China and India have fast-paced up in the mobile market for tech startups and companies, leaving the US much behind in the league. Today, you have to check your application ten times before you decide to release various language versions of the game or application. You might have to shell out hefty amounts for minor mistakes. Linguistic game testing is an actual necessity for gamers. Linguistic game testing exists to prevent unforeseen situations and must be incorporated at every stage – software development and localization.
Understanding game localization testing
It’s natural to wonder about linguistic game testing. In simple words, it is the testing that verifies whether a game or application can cater to a particular region’s cultural, linguistic, and regional specifications. You could be an excellent game developer leading a team of extraordinary members. But that doesn’t mean your team speaks all the languages you wish to localize your game into. While English estimates to be 34.6 percent of users worldwide, other preferred languages include Chinese, Russian, Spanish, German, French, Polish, and Japanese, among others.
Linguistic game testing is a procedure for testing video games for language comprehension as well as localization. In this process, the testers needed to speak and comprehend the various languages where the game is tested. The testing constitutes the following main stages:
1. Translation: This is the initial stage of game localization testing, where the text, as well as the audio of the game, is translated into the other languages to which the developers want to localize it.
2. Localization: In this step, the game attempts to adapt to the target culture and language. This could imply changing the game’s graphics, audio, and gameplay.
3. Testing: The testing starts at this point, where the tester will play the game and evaluate it. In this stage, the localization services closely assess the competition for errors in the above steps. They will also search for bugs or other issues in the game.
4. Reporting: The final phase of linguistic game testing is reporting. In this stage, testers have to report what they have found to the game developers, who will fix the bugs and errors in the game.
Why is linguistic testing of games necessary?
The gaming industry is booming at a fast pace. According to Mordor Intelligence’s reports, the global video gaming market is expected to reach $314.40 billion in the next few years. The industry has maintained its position as one of the most lucrative worldwide. That’s because the industry has moved past every single benchmark from the point of view of technology and commerce. Let’s see how linguistic testing helps to ensure every aspect of the game is top-notch:
- Ensures globalization: Games and applications are increasingly becoming global products. Players across the globe are accessing their favorite games through digital platforms like Play Store. In such a scenario, it is imperative to ensure that the game can be enjoyed by players from any place in the world, regardless of their language expertise.
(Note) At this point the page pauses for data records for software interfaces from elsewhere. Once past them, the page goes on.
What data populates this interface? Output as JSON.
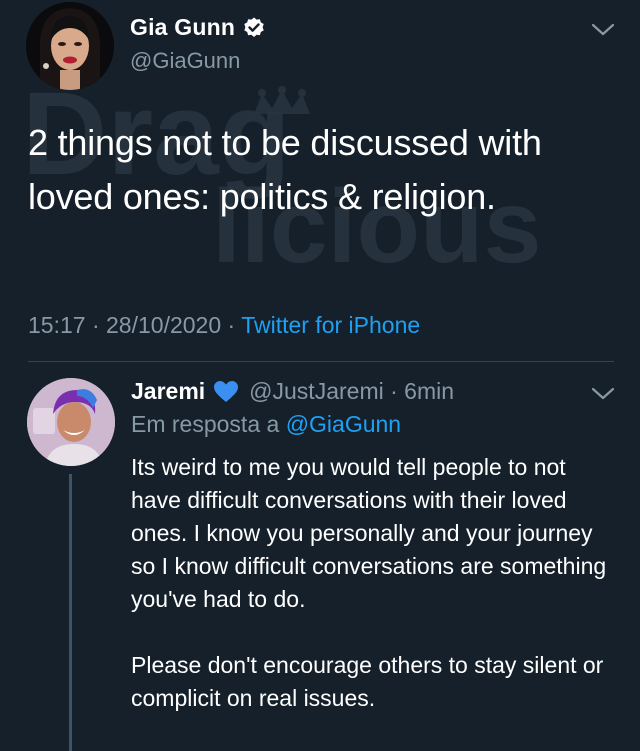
{
  "main_tweet": {
    "author_name": "Gia Gunn",
    "author_handle": "@GiaGunn",
    "text": "2 things not to be discussed with loved ones: politics & religion.",
    "time": "15:17",
    "date": "28/10/2020",
    "source": "Twitter for iPhone"
  },
  "watermark": {
    "line1": "Drag",
    "line2": "licious"
  },
  "reply": {
    "author_name": "Jaremi",
    "author_handle": "@JustJaremi",
    "age": "6min",
    "replying_to_label": "Em resposta a",
    "replying_to_handle": "@GiaGunn",
    "paragraph1": "Its weird to me you would tell people to not have difficult conversations with their loved ones. I know you personally and your journey so I know difficult conversations are something you've had to do.",
    "paragraph2": "Please don't encourage others to stay silent or complicit on real issues."
  },
  "icons": {
    "verified": "verified-badge-icon",
    "heart": "blue-heart-icon",
    "menu": "chevron-down-icon"
  },
  "colors": {
    "background": "#15202b",
    "secondary_text": "#8899a6",
    "accent": "#1da1f2",
    "divider": "#38444d"
  }
}
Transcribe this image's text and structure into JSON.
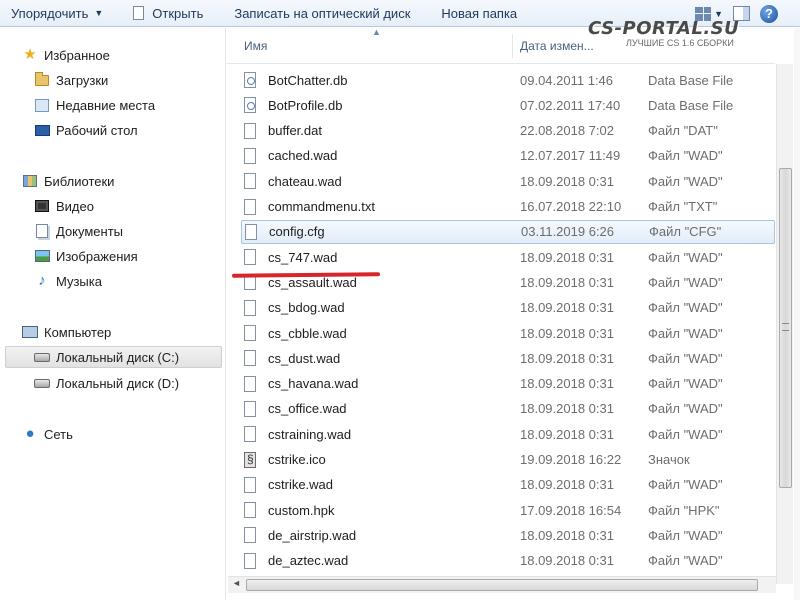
{
  "toolbar": {
    "organize_label": "Упорядочить",
    "open_label": "Открыть",
    "burn_label": "Записать на оптический диск",
    "new_folder_label": "Новая папка",
    "help_label": "?"
  },
  "watermark": {
    "logo": "CS-PORTAL.SU",
    "subtitle": "ЛУЧШИЕ CS 1.6 СБОРКИ"
  },
  "nav": {
    "favorites": "Избранное",
    "downloads": "Загрузки",
    "recent": "Недавние места",
    "desktop": "Рабочий стол",
    "libraries": "Библиотеки",
    "video": "Видео",
    "documents": "Документы",
    "images": "Изображения",
    "music": "Музыка",
    "computer": "Компьютер",
    "disk_c": "Локальный диск (C:)",
    "disk_d": "Локальный диск (D:)",
    "network": "Сеть"
  },
  "columns": {
    "name": "Имя",
    "date": "Дата измен..."
  },
  "files": [
    {
      "name": "BotChatter.db",
      "date": "09.04.2011 1:46",
      "type": "Data Base File",
      "icon": "db"
    },
    {
      "name": "BotProfile.db",
      "date": "07.02.2011 17:40",
      "type": "Data Base File",
      "icon": "db"
    },
    {
      "name": "buffer.dat",
      "date": "22.08.2018 7:02",
      "type": "Файл \"DAT\"",
      "icon": "file"
    },
    {
      "name": "cached.wad",
      "date": "12.07.2017 11:49",
      "type": "Файл \"WAD\"",
      "icon": "file"
    },
    {
      "name": "chateau.wad",
      "date": "18.09.2018 0:31",
      "type": "Файл \"WAD\"",
      "icon": "file"
    },
    {
      "name": "commandmenu.txt",
      "date": "16.07.2018 22:10",
      "type": "Файл \"TXT\"",
      "icon": "file"
    },
    {
      "name": "config.cfg",
      "date": "03.11.2019 6:26",
      "type": "Файл \"CFG\"",
      "icon": "cfg",
      "highlighted": true
    },
    {
      "name": "cs_747.wad",
      "date": "18.09.2018 0:31",
      "type": "Файл \"WAD\"",
      "icon": "file"
    },
    {
      "name": "cs_assault.wad",
      "date": "18.09.2018 0:31",
      "type": "Файл \"WAD\"",
      "icon": "file"
    },
    {
      "name": "cs_bdog.wad",
      "date": "18.09.2018 0:31",
      "type": "Файл \"WAD\"",
      "icon": "file"
    },
    {
      "name": "cs_cbble.wad",
      "date": "18.09.2018 0:31",
      "type": "Файл \"WAD\"",
      "icon": "file"
    },
    {
      "name": "cs_dust.wad",
      "date": "18.09.2018 0:31",
      "type": "Файл \"WAD\"",
      "icon": "file"
    },
    {
      "name": "cs_havana.wad",
      "date": "18.09.2018 0:31",
      "type": "Файл \"WAD\"",
      "icon": "file"
    },
    {
      "name": "cs_office.wad",
      "date": "18.09.2018 0:31",
      "type": "Файл \"WAD\"",
      "icon": "file"
    },
    {
      "name": "cstraining.wad",
      "date": "18.09.2018 0:31",
      "type": "Файл \"WAD\"",
      "icon": "file"
    },
    {
      "name": "cstrike.ico",
      "date": "19.09.2018 16:22",
      "type": "Значок",
      "icon": "ico"
    },
    {
      "name": "cstrike.wad",
      "date": "18.09.2018 0:31",
      "type": "Файл \"WAD\"",
      "icon": "file"
    },
    {
      "name": "custom.hpk",
      "date": "17.09.2018 16:54",
      "type": "Файл \"HPK\"",
      "icon": "file"
    },
    {
      "name": "de_airstrip.wad",
      "date": "18.09.2018 0:31",
      "type": "Файл \"WAD\"",
      "icon": "file"
    },
    {
      "name": "de_aztec.wad",
      "date": "18.09.2018 0:31",
      "type": "Файл \"WAD\"",
      "icon": "file"
    }
  ],
  "colors": {
    "highlight_mark": "#d6262a",
    "selection_border": "#a8c4e3"
  }
}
- Complete analysis and evaluation: Linguistic testing refers to the primary and general checking of the text to ensure that there is zero stylistic, factual, or semantic error. The translation is thoroughly checked to find if it feels native and natural. Since translators lack contextual knowledge at times, mistakes are pretty standard.
- Entertaining and immersive experience: Online games need to offer entertainment and an all-immersive experience. Minute glitches in the text can disrupt the user’s overall gaming experience.
- Shorter turnaround time: Nowadays, games are released with a quicker turnaround time. As a result, there is little chance of error. When the developers invest in linguistic game testing in the early phase, developers can save time and money in fixing last-minute errors.
- High-quality end products: The gaming industry is entirely professionalized. Developers now realize how crucial it is to produce flawless high-quality products. This means those developers investing in linguistic game testing are enjoying a competitive edge compared to those who don’t.
- Better scalability: The linguistic game testing mainly concerns language peculiarities, including spelling errors, grammatical errors, punctuation errors, terminology consistency, the direction of text, and proper use of names. This testing is a crucial part of game localization testing and offers a brilliant key to scalability.
When equipped with precise tools, localization testing offers a marvel in scalability. As a game or application expands in newer places and regions, localization only aids in fortifying the odds of success. If localization can be incorporated from the development phase, scalability intertwines with the software.
The source code and the user interface become adaptable enough to align with the needs and preferences of various locals. As a result, it aids in creating, testing, and releasing localized versions for marketing as early as possible.
It is also linked with the user interface, which ensures that the game or application looks perfect in all targeted languages. At the same time, some may argue that this testing is a luxury on the part of the developers. But in reality, it is an inherent aspect of game development without which a game cannot run long-term.
With localization testing in effect, quality assessment quickly picks up any error with translation, violation of geographical areas, legal issues, and much more. After all, users prefer to use their favorite games and applications in their native language. This streamlines the quality assessment process, making identifying and removing bugs effortlessly.
With localization testing, the developers can ensure that the end product is localized to all the desired languages. It can never be a luxury since all strings must be translated, and all terminology should meet the hardware manufacturer’s protocol.
Moreover, this testing ensures that the translations are perfected with a natural consistency. It is an integral part of the quality assurance of any game that takes care of visual and functional quality assurance along with linguistic testing.